Dealing with Plant-Eating Pets

cat with houseplant

1/31/2005

Garden column for the week of Feb. 4, 2005

By Linda Naeve
Urban Agriculture Specialist
Iowa State University Extension

Cats have a reputation for two things - they can be finicky eaters and they are very independent. They turn their noses up at some brands of cat food yet will nibble on a variety of houseplants. This annoying problem not only disfigures the plants, it may be hazardous to the pet's health.

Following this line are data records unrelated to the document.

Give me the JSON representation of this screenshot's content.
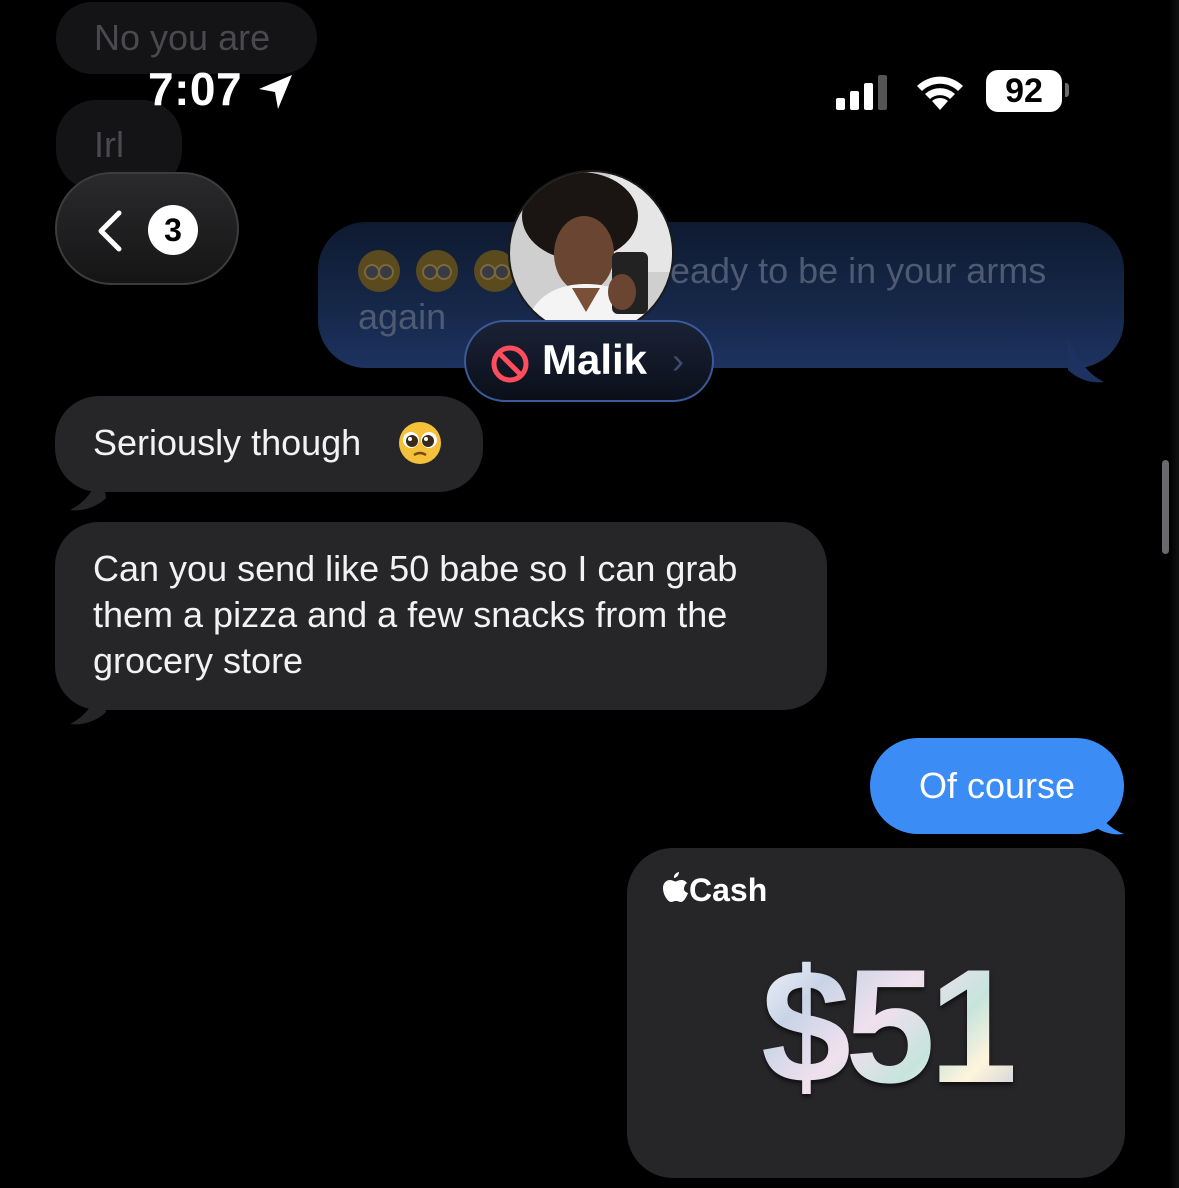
{
  "status_bar": {
    "time": "7:07",
    "battery": "92"
  },
  "faded_messages": [
    "No you are",
    "Irl"
  ],
  "header": {
    "back_badge_count": "3",
    "contact_name": "Malik"
  },
  "dimmed_sent_message": {
    "line1": "eady to be in your arms",
    "line2": "again"
  },
  "messages": [
    {
      "direction": "received",
      "text": "Seriously though"
    },
    {
      "direction": "received",
      "text": "Can you send like 50 babe so I can grab them a pizza and a few snacks from the grocery store"
    },
    {
      "direction": "sent",
      "text": "Of course"
    }
  ],
  "apple_cash": {
    "label": "Cash",
    "amount": "$51"
  },
  "colors": {
    "sent_bubble": "#3b8cf4",
    "received_bubble": "#262628",
    "background": "#000000"
  }
}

Although it may seem like your cat picks your favorite plant for an afternoon snack to spite you, experts say a cat's need to graze on indoor plants may be an instinct or need to overcome a nutritional deficiency in its diet. Cats that routinely go outside in the summer will chew and eat grass to obtain vitamins and minerals they are lacking. When they are indoors, or the grass is covered with snow, the only things around to satisfy their need for something green are your houseplants.

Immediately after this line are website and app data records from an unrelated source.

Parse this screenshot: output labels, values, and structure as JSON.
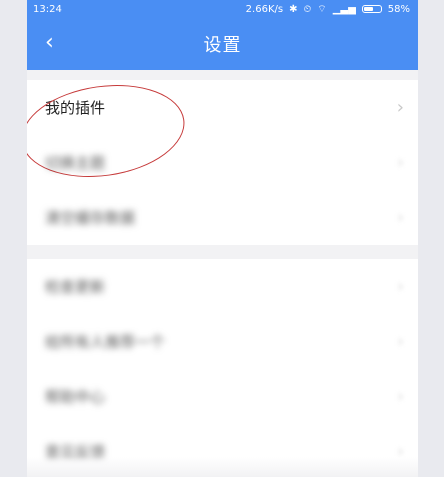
{
  "status_bar": {
    "time": "13:24",
    "speed": "2.66K/s",
    "battery_percent": "58%",
    "battery_level": 0.58
  },
  "header": {
    "title": "设置",
    "back_glyph": "‹"
  },
  "groups": [
    {
      "items": [
        {
          "label": "我的插件"
        },
        {
          "label": "切换主题"
        },
        {
          "label": "清空缓存数据"
        }
      ]
    },
    {
      "items": [
        {
          "label": "检查更新"
        },
        {
          "label": "给所有人推荐一个"
        },
        {
          "label": "帮助中心"
        },
        {
          "label": "意见反馈"
        }
      ]
    }
  ],
  "chevron_glyph": "›",
  "colors": {
    "header_bg": "#4a8ef3",
    "annotation_circle": "#c63a3a"
  }
}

Pets, however, should be more finicky or choosy about the plants they chose to nibble on because certain houseplants that can make them seriously ill. Due to their small size, a few bites of a toxic plant can have a serious effect on them. For example, "True" lilies in the Lilium genus, such as Easter lilies and 'Stargazer' lilies, are highly toxic to cats and, when ingested, will cause kidney failure. Sadly, death is almost inevitable once the cats show symptoms of poisoning include vomiting, lethargy and lack of appetite.

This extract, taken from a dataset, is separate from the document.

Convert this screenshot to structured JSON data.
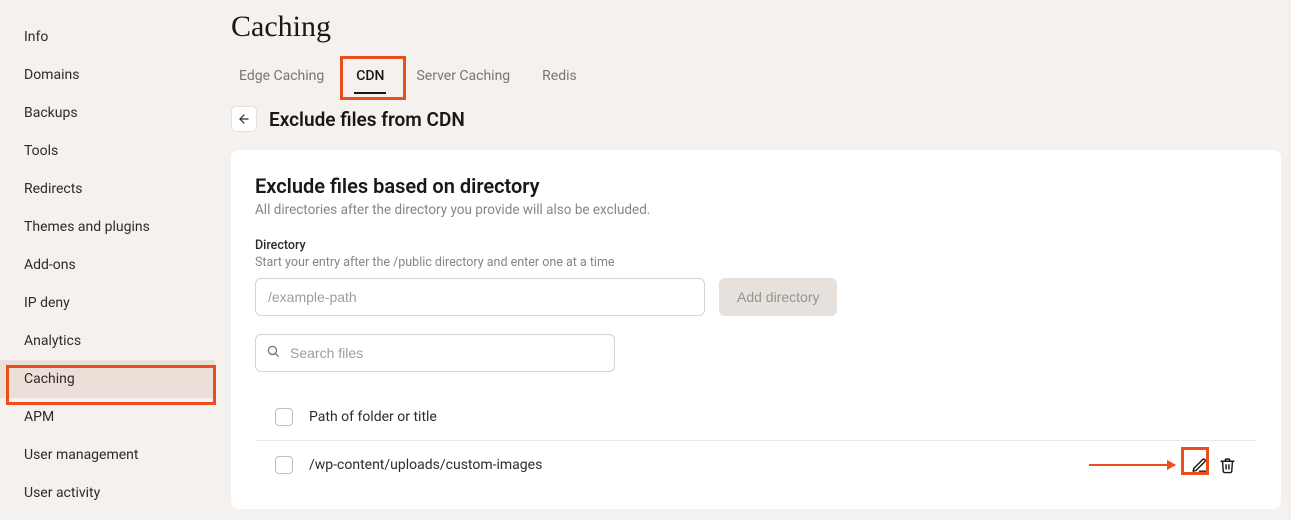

Below is a partial list of common houseplants that can harm your pets. If the leaves of these plants are ingested, they may cause your pet to behave abnormally and/or vomit. This is not a complete list because some plants that are not considered toxic may cause an allergic reaction in your pet. Contact your veterinarian immediately if you suspect your pet has eaten a toxic plant.

Aloe (Aloe vera)
Arrowhead vine or Nephthytis (Syngonium podopyllum)
Asparagus fern (asparagus sprengeri)
Azalea (Rhododendron spp.)
Boston ivy (Parthenocissus tricuspidata)
Caladium (Caladium hortulanum)
Corn plant (Dracaena frangrans massangeana)
Cyclamen (Cyclamen spp.)
Dracaena (Dracaena marginata)
Dumb cane (Diefenbachia spp.)
Elephant's ear (Colocasia esculenta)
Lilies (Lilium spp.)
Peace lily (Spathiphyllum spp.)
Philodendron (Philodendron spp.)
Plumosa fern (Asparagus plumosa)
Pothos (Scindapsus spp.)
Umbrella plant or Schefflera (Brassaia actinophylla)

Since cats will do whatever they please, it is very difficult to break them of their houseplant diet. If they insist on eating your plants, grow only those that are safe or grow a plant that will help their digestion rather than harm it. Cat grass, sold at pet stores and garden centers, is a healthy alternative to turfgrass and other plants. Most commercially available cat grass seed is common oats, Avena sativa, however, it may also be packaged as a blend of oats, wheat and rye grass.

Cat grass seed can be planted indoors anytime of the year. Sow the seed in a six to eight-inch diameter container filled with fresh potting soil. Sprinkle the seeds generously and uniformly over the surface and cover them lightly with more soil. Water the soil thoroughly and set the container where it will receive bright light. When the leaf blades are about 2 inches tall, place it a bright location where your cat will find it. Start new containers of cat grass every few weeks to guarantee a fresh supply. Cat grass will not only satisfy a cat's craving for green, it will satisfy a gardener's itchy green thumb in the middle of winter.

Source: Animal Poison Control Center

Contacts :

Linda Naeve, Horticulture, (515) 294-8946, lnaeve@iastate.edu

Jean McGuire, Continuing Education and Communication Services, (515) 294-7033, jmcguire@iastate.edu

A color photo, suitable for publication, is available